This festive season, many displaced women are struggling

With inadequate aid, women-headed households in Syria, Afghanistan and Ukraine will find it hard to keep their children fed and warm.

Internally displaced Syrians walk together near tents at a camp in Azaz, Syria March 1, 2022. Picture taken March 1, 2022. REUTERS/Mahmoud Hassano
Internally displaced Syrians walk together near tents at a camp in Azaz, Syria on March 1, 2022 [File: Reuters/Mahmoud Hassano]

This winter will be tougher than any most of us have known in our life time. Record high inflation, and skyrocketing fuel and food prices have led to protests and strikes across the world. Many families are facing difficult decisions on how to spend their dwindling incomes. But for households headed by displaced women, this winter will be even harsher.

About 34 million people are displaced by the conflicts in Syria, Afghanistan and Ukraine. A significant number of them live in households headed by women.

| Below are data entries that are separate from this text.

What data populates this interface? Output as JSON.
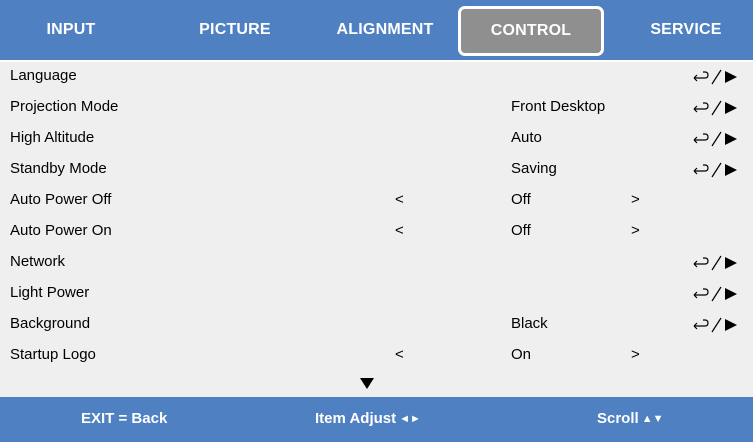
{
  "tabs": [
    {
      "label": "INPUT"
    },
    {
      "label": "PICTURE"
    },
    {
      "label": "ALIGNMENT"
    },
    {
      "label": "CONTROL",
      "selected": true
    },
    {
      "label": "SERVICE"
    }
  ],
  "menu": {
    "items": [
      {
        "label": "Language",
        "value": "",
        "type": "submenu"
      },
      {
        "label": "Projection Mode",
        "value": "Front Desktop",
        "type": "submenu"
      },
      {
        "label": "High Altitude",
        "value": "Auto",
        "type": "submenu"
      },
      {
        "label": "Standby Mode",
        "value": "Saving",
        "type": "submenu"
      },
      {
        "label": "Auto Power Off",
        "value": "Off",
        "type": "adjust",
        "left": "<",
        "right": ">"
      },
      {
        "label": "Auto Power On",
        "value": "Off",
        "type": "adjust",
        "left": "<",
        "right": ">"
      },
      {
        "label": "Network",
        "value": "",
        "type": "submenu"
      },
      {
        "label": "Light Power",
        "value": "",
        "type": "submenu"
      },
      {
        "label": "Background",
        "value": "Black",
        "type": "submenu"
      },
      {
        "label": "Startup Logo",
        "value": "On",
        "type": "adjust",
        "left": "<",
        "right": ">"
      }
    ],
    "more_icon": "scroll-down-triangle-icon",
    "submenu_icon": "enter-or-right-icon"
  },
  "footer": {
    "exit": "EXIT = Back",
    "adjust": "Item Adjust",
    "adjust_glyph": "◄►",
    "scroll": "Scroll",
    "scroll_glyph": "▲▼"
  },
  "colors": {
    "bar": "#4f80c1",
    "selected_tab": "#8f8f8f",
    "menu_bg": "#efefef",
    "text": "#000000",
    "bar_text": "#ffffff"
  }
}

And these families truly struggle. Many live in tents that can easily collapse in heavy rain or snow. Income for them is hard to come by, as women struggle to get jobs amid high unemployment rates. It becomes even more difficult to find employment opportunities during the winter.

When they do find jobs, mothers face difficult choices about leaving their children alone and often have to deal with discrimination, harassment and prejudice. Pay could be as low as $1.50 per day and often does not cover expenses for food.

This winter, the situation is even worse because of quickly rising inflation in conflict areas, which is hitting the displaced the hardest. In Syria, for example, the price of basic foods has jumped by 800 percent in just two years.

Displaced people are also struggling to find warmth over the winter after fuel for heating has become unaffordable. This is especially the case for women-headed households, which often have to resort to burning waste to warm up their tents or cook.

This exposes the whole family to dangerous gases that could kill. The World Health Organization has estimated that 3.2 million people died in 2020 as a result of indoor pollution generated by such harmful practices; 237,000 were children under the age of five.

Indoor pollution also increases the risk of deaths from influenza, pneumonia and asthma and contributes to malnutrition.

While exact numbers of how many displaced people die as a result of waste-burning for heating are not available, we do know that such incidents are regularly reported at camps for the displaced and women-headed households are especially vulnerable.

As women struggle to keep their children fed and warm, they often fall into debt. This leaves them more exposed to violence and sexual exploitation and often forces them to engage in prostitution or give up their children to forced marriages or bonded labour. In Afghanistan, for example, girls are sold into marriage for $2,200.

Women-headed households also often find it difficult to keep children in school. They sometimes cannot attend because they do not have shoes or coats to make the journey to school.

Everything becomes that more challenging when the days are shorter in the winter and darkness brings heightened risk of abuse, harassment and kidnapping. With people crammed into single rooms to keep warm with little opportunity to go outside, tensions and domestic violence increase. The already restricted freedom of movement becomes even more unbearable. Unsurprisingly, mental health deteriorates during the winter.

Studies show that poor mental health of mothers is directly linked to long-term poor development indicators for children. Women we interviewed as part of World Vision research on the effect of winter on displaced communities said they had subjected their children to violence out of stress and frustration with their situation.

For humanitarian agencies, the difficult conditions displaced people face in the winter are nothing new and planning starts as early as July: from distribution of coats, shoes, heaters, to provision of fuel, flood prevention and management, repairs of shelters, to medical care and psychological support.

In Afghanistan, for example, everything must be in place by end of October ahead of the first snowstorms and it is the end of March before roads are open for trucks to pass again. But for all the planning, there are certain developments humanitarian agencies cannot predict: missile strikes on power plants, severe weather, an upsurge in fighting, global supply chain disruptions or, as is so often the case, lack of funds. As of the end of November, for example, the winterisation programmes of all humanitarian organisations operating in Syria were just 11 percent funded.

This year, many aid agencies have been stretched thin as the war in Ukraine has displaced millions more people. Many of them are members of women-headed households as men have been drafted into the army or joined as volunteers. Displaced Ukrainian women face a tough winter struggling to find stable shelter with few or no employment opportunities. Most are fully reliant on humanitarian aid and the support of host families who themselves are struggling with increased costs.

For the rest of the world, these conflicts seem far away and of no direct concern. But what the COVID-19 pandemic has taught us is that everything is connected. The world is like a giant game of Jenga. Every time a piece is removed in one place, it effects the stability of the whole structure. Whether it is fuel and food prices, the surge in migration, the costs of conflict or climate change, everything is connected and has an effect on our lives.

So even as we all contemplate a tough winter with hard choices to make this festive season, we should put ourselves for a minute in the tent of a displaced family headed by a woman deciding who gets to eat tonight.

The views expressed in this article are the author’s own and do not necessarily reflect Al Jazeera’s editorial stance.